Date of Award


Document Type


Degree Name

Master of Science in Computer Engineering


Department of Electrical and Computer Engineering

First Advisor

Gary B. Lamont, PhD
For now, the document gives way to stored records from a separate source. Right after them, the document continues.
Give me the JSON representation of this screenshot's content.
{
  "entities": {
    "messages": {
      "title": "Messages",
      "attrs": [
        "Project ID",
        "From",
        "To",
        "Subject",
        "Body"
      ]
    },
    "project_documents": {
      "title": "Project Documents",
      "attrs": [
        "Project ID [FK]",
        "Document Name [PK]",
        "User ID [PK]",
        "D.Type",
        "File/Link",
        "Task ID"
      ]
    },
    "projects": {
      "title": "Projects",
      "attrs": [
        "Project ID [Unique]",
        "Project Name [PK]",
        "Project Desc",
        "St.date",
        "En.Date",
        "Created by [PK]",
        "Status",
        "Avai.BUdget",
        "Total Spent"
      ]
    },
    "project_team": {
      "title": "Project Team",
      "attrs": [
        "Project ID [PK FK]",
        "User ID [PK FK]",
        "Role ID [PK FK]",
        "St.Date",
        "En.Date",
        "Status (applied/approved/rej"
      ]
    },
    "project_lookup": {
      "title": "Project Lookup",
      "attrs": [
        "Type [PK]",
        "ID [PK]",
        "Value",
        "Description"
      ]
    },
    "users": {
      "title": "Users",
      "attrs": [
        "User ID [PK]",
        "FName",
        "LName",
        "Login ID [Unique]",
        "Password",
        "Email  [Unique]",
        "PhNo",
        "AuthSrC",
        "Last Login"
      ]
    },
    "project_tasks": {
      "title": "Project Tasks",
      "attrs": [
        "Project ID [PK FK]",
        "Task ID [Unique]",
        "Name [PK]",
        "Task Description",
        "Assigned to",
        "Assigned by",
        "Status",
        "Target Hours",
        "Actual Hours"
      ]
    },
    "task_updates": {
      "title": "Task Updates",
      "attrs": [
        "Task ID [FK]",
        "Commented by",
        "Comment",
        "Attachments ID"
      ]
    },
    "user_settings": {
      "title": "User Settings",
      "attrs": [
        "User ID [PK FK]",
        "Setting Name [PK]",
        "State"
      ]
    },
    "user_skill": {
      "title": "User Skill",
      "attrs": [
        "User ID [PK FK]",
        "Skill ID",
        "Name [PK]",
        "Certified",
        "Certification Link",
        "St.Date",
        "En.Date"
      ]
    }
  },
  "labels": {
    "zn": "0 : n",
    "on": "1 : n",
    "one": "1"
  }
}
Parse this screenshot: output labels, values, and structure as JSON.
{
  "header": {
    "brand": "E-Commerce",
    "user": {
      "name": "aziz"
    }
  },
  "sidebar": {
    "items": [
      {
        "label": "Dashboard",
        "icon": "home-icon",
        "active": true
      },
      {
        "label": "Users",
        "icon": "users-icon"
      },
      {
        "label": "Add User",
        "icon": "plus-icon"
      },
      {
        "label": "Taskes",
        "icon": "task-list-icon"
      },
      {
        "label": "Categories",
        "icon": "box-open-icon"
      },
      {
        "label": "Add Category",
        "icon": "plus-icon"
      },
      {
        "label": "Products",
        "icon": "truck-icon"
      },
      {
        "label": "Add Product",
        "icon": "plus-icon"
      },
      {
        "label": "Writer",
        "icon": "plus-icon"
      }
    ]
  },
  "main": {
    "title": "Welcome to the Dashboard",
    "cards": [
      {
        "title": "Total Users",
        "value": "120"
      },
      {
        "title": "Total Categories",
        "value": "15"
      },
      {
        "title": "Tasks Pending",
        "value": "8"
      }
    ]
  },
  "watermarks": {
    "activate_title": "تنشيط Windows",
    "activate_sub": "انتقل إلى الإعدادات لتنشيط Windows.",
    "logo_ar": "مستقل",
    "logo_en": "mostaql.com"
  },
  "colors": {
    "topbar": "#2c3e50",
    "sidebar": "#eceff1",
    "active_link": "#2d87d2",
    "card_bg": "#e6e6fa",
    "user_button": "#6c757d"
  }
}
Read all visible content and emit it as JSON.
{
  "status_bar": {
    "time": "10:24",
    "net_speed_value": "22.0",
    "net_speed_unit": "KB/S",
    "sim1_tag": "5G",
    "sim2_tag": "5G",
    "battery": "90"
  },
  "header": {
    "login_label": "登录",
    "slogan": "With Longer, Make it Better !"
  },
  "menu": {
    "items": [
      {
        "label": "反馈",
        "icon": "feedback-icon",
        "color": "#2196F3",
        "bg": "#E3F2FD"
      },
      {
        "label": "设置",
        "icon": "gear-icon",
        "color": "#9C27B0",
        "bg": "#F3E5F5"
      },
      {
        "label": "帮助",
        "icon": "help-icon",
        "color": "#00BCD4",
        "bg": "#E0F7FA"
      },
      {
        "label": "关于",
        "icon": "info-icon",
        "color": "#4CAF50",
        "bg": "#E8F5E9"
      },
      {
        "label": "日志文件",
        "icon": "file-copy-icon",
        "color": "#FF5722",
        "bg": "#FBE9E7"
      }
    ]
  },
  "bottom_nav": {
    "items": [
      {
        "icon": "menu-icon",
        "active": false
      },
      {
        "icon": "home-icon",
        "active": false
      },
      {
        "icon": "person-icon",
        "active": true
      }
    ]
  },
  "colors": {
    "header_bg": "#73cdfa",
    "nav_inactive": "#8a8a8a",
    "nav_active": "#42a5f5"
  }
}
This thesis applies genetic algorithms to a mission routing problem. The mission routing problem involves determining an aircraft’s best route between a staging base and a target. The goal is to minimize the route distance and the exposure to radar. Potential routes are mapped to a 3-dimensional mesh where the nodes correspond to checkpoints in the route and the arcs correspond to partial paths of the route. Each arc is weighted with respect to distance and exposure to radar. A genetic algorithm is a probabilistic search technique loosely based on theories of biological evolution. Genetic crossover and survival of the fittest are the basis of a genetic algorithms control structure and can be used for general problems. Encoding and evaluation of the data structure is problem specific. This thesis focuses on approaches to mapping the mission routing problems mesh to a data structure which the genetic algorithms control structure can effectively and efficiently manipulate. Three broad methods are proposed Bounded Progress, Free Progress, and Restricted Progress. The Bounded Progress method uses a tightly-coupled mesh while the Free Progress method uses a loosely-coupled mesh. The Restricted Progress method is a hybrid of the other two methods.

AFIT Designator


DTIC Accession Number